Conservative college group Campus Reform's Caleb Bonham asks college students about the "virtual morality" (or lack thereof, from his perspective) in Grand Theft Auto V. In his video he interviews college students about whether it is acceptable to run over a prostitute and get your money back or kill policemen in the game. Most say that these are perfectly acceptable activities because the world is not real. Bonham does manage to stump a few people when he asks if allowing a player to rape someone is acceptable, just like the other things players can do in the game.
Tulsa, Oklahoma Talk Radio Station KFAQ AM 1170 gives former Florida Attorney and familiar anti-game crusader Jack Thompson a chance to talk about his favorite subject: Grand Theft Auto.

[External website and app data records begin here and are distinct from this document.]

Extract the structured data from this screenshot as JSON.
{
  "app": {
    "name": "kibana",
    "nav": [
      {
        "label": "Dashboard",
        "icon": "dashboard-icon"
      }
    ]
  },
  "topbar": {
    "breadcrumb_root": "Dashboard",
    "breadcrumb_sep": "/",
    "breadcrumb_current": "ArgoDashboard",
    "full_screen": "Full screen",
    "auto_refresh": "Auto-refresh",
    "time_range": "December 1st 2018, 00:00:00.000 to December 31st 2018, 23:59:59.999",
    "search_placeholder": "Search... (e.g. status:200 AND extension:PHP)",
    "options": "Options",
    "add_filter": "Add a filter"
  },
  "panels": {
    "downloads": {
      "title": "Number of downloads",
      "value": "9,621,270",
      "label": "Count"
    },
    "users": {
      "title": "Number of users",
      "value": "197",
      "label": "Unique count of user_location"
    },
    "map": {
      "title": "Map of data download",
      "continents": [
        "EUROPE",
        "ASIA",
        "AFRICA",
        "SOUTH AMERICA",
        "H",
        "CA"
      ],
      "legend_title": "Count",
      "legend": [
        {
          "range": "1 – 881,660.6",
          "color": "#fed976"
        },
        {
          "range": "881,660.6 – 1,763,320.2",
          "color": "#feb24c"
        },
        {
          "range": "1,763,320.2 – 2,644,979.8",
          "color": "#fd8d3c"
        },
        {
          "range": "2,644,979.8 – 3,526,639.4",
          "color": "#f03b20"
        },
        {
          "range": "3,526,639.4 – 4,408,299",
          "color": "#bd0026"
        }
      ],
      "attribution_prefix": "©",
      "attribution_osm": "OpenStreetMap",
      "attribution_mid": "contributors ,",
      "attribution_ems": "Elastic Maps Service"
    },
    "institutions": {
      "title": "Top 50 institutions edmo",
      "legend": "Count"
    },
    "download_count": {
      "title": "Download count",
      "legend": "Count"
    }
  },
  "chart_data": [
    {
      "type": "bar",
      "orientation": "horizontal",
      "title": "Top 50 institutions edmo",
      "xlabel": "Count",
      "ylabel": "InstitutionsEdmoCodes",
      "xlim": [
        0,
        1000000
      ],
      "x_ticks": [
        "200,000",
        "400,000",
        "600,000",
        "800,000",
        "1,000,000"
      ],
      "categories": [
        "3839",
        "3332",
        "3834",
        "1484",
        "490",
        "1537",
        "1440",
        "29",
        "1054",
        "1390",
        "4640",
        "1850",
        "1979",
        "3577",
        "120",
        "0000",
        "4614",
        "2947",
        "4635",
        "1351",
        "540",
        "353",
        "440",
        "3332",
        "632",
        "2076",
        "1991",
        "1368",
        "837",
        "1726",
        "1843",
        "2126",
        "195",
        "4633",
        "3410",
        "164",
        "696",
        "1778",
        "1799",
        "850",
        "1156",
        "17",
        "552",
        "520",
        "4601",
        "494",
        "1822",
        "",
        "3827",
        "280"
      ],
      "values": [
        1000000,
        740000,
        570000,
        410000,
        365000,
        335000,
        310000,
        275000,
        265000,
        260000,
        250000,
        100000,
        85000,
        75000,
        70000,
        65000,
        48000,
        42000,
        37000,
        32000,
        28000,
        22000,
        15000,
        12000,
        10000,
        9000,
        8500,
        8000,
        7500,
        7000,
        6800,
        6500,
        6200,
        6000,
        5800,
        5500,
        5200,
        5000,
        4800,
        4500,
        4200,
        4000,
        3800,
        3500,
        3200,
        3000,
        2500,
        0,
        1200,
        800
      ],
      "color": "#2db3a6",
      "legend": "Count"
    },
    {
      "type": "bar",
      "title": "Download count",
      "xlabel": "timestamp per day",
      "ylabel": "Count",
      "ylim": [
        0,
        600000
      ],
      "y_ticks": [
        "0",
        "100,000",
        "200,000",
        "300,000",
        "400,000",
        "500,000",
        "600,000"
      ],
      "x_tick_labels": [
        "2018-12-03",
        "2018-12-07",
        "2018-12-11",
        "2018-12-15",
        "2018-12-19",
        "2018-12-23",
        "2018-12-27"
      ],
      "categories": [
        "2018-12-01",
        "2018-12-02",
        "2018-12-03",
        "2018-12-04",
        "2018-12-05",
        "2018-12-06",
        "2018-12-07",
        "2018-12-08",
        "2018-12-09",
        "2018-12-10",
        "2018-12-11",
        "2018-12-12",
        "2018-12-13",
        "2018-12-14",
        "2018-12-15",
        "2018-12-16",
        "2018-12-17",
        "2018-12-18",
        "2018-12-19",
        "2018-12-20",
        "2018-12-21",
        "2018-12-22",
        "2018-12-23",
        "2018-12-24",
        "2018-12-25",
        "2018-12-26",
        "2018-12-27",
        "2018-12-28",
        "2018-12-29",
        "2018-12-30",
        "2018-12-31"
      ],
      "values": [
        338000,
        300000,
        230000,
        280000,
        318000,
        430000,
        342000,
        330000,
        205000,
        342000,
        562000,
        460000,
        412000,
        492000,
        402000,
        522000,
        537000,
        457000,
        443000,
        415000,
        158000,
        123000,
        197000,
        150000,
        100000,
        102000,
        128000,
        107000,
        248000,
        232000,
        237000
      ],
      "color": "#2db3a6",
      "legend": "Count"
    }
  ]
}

On Pat Campbell's podcast, Thompson discusses at length the effects of the Grand Theft Auto series, the Washington Navy Yard shooter Aaron Alexis' obsessive gaming habits, and the possible culpability of corporations that make violent video games.
You can find the show here. It's about 30 minutes long.
Dr. Charles Williams, Ph.D., Associate Teaching Professor of Psychology and Education at Drexel University, stopped by Fox News show The O'Reilly Factor to talk to host Bill O'Reilly about "the impact of violent video games."
An article on ABC News tries to determine how violent video games fit in with real-world violent behavior. The report focuses on what Michael Ritrovato said about Washington Navy Yard Shooter Aaron Alexis' obsessive gaming habits.
Ritrovato, who has been name checked in a number of stories for these comments, tells ABC News that the former Navy reservist was obsessed with military-style video games:
Not to be left out of the "let's blame video games for every mass shooting that happens" narrative being pushed by American cable news outlets like MSNBC and Fox News, UK paper The Daily Telegraph offers an article on how Washington Navy Yard gunman Aaron Alexis was "obsessed with video games." The title of the article?
The new Fox & Friends host, Elisabeth Hasselbeck (formerly the lone conservative on ABC's The View) suggested during the Tuesday morning show that "the left" was trying to make Monday’s mass shooting at the Washington Navy Yard about "gun control." Instead she pointed out that the country doesn't need a national registry for guns, it needs one for to track video game purchases.
In a new report, the conservative news network tries to link video games to gunman Aaron Alexis, who killed 12 people before police shot him dead at the Navy Shipyard in Washington where he worked earlier this week. While the report goes into great detail about the gunman's troubled past - including issues with mental illness and multiple run-ins with police, the focus of the Fox story is about his video game habits.
On August 14, Connecticut Speaker of the House J. Brendan Sharkey wrote a letter to executives at Valve Software, Take-Two, the Entertainment Software Association, and Activision Blizzard asking them to stop licensing real guns from gun manufactures for popular first-person shooter franchises such as Call of Duty and Battlefield.
While it took a long time, Andrew Eisen has finally created a video response to the State lawmaker's request entitled "Guns Don't Kill People, Licensed Guns in Video Games Do."
Fox News can't seem to get enough of trying to connect the dots between real-world mass shootings and violent video games. Part one of a two-part report on the subject gathers the usual suspects to try and say definitively that video games played a central role in inspiring some of the worst shootings in the last decade or so including Columbine shooters Eric Harris and Dylan Klebold, Norwegian mass murderer Anders Breivik, Adam Lanza, etc.